A stranger carrying a large suitcase runs guardagujs a train station, and manages to arrive exactly at the time that his train bound for a town identified only as T. But upon inquiring again where the stranger wants to go, the switchman receives the answer X instead of T. The stranger still wishes to travel on guardayujas train to T.
Thus, the stranger’s heavy suitcase symbolizes the burden of reason he carries about, and the inn resembles a jail, the place where others like him are lodged before setting out on life’s absurd journey.
The Switchman – Wikipedia
Instead, they resembled the work of writers like Franz Kafka and Albert Camus and their examination of the human condition. Retrieved from ” https: When he asks if the train has left, the old guardgaujas wonders if the traveler has been in the country very long and advises him to find lodging at the local inn for at least a month.
Where there is only one rail iuan of two, the trains zip along and allow the first class passengers the side of the train riding on the rail.
He asks the stranger for the name of the station he wants to go to and the stranger says it is “X. The switchman explains how the railroad company thinks of their railway system.
As the man speculates about where his train might be, he feels a touch on his shoulder and turns to see a small old man dressed like a railroader and carrying a lantern.
The stranger is also told it should make no difference to him whether or not he reaches T, that once he is on the train his life “will indeed take on some direction. The stranger is very confused; he has no plans to stay.
The absurd human is one who recognizes a lack of clear purpose in life and guardagujws resolves to commit himself or herself to the struggle for order against the unpredictable, fortuitous reality he or she encounters. The railroad management was so pleased that they decided to suspend any official bridge building and instead encourage the stripping and recreation of future trains.
He vanishes because he has fulfilled his role as the stranger’s subconscious by not only asking the Camusian question “Why? It seems that, although an elaborate network of railroads has been planned and partially completed, the service is highly unreliable.
The Switchman Original title: The switchman then tells a story of certain train rides when the trains arrived at impossible locations.
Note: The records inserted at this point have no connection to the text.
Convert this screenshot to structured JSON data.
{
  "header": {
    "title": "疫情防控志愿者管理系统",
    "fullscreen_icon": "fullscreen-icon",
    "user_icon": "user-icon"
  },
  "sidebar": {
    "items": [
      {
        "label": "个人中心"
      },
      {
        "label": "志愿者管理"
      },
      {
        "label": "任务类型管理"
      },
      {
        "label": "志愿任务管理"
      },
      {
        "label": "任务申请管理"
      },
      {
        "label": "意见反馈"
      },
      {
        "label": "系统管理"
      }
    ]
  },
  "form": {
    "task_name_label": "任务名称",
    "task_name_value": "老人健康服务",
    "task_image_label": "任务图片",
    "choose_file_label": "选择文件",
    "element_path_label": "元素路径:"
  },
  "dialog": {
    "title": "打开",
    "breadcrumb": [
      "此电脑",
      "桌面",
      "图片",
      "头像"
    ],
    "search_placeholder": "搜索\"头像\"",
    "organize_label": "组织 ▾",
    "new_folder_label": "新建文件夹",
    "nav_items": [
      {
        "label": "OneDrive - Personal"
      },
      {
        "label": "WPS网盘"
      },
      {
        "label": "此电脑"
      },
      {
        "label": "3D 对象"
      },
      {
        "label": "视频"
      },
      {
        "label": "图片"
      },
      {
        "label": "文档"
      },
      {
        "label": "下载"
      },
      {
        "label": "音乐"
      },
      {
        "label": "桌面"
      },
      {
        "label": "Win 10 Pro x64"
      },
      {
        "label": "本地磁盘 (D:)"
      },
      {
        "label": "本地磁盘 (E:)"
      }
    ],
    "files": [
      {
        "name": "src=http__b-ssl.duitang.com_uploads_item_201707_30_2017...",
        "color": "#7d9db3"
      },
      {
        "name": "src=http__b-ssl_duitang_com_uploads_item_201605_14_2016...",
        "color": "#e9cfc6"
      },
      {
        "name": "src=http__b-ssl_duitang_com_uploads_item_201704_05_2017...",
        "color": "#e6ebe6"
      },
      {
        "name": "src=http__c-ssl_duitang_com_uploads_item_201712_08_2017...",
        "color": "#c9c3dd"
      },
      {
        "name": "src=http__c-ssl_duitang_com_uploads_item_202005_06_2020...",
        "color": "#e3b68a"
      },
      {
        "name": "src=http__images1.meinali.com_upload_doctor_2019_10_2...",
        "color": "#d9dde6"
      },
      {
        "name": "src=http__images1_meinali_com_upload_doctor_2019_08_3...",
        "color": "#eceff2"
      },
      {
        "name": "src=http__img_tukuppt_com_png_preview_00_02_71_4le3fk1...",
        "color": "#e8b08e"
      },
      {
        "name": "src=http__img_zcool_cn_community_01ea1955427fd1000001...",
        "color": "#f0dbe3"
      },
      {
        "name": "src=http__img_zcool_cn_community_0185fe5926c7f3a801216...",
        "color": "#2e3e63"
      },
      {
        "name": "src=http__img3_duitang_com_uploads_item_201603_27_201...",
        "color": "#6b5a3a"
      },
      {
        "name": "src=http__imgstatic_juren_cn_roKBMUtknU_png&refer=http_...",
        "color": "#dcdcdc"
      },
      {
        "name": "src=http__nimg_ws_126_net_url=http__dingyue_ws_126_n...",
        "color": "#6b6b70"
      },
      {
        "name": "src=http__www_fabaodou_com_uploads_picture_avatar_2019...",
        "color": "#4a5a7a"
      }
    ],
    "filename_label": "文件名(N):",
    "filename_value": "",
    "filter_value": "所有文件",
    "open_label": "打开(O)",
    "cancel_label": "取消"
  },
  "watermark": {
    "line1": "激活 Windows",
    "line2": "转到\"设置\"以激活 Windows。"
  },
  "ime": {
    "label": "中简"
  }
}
It was republished ten years later along with other published works by Arreola at that time in the collection El Confabulario total. Mexican literature short stories. He does not understand why the stranger insists on going to T. The stranger argues that he should be able to go to T. Why, then, does the switchman vanish at this moment? As demonstrated by its numerous interpretations, “The Switchman” is fraught with ambiguity.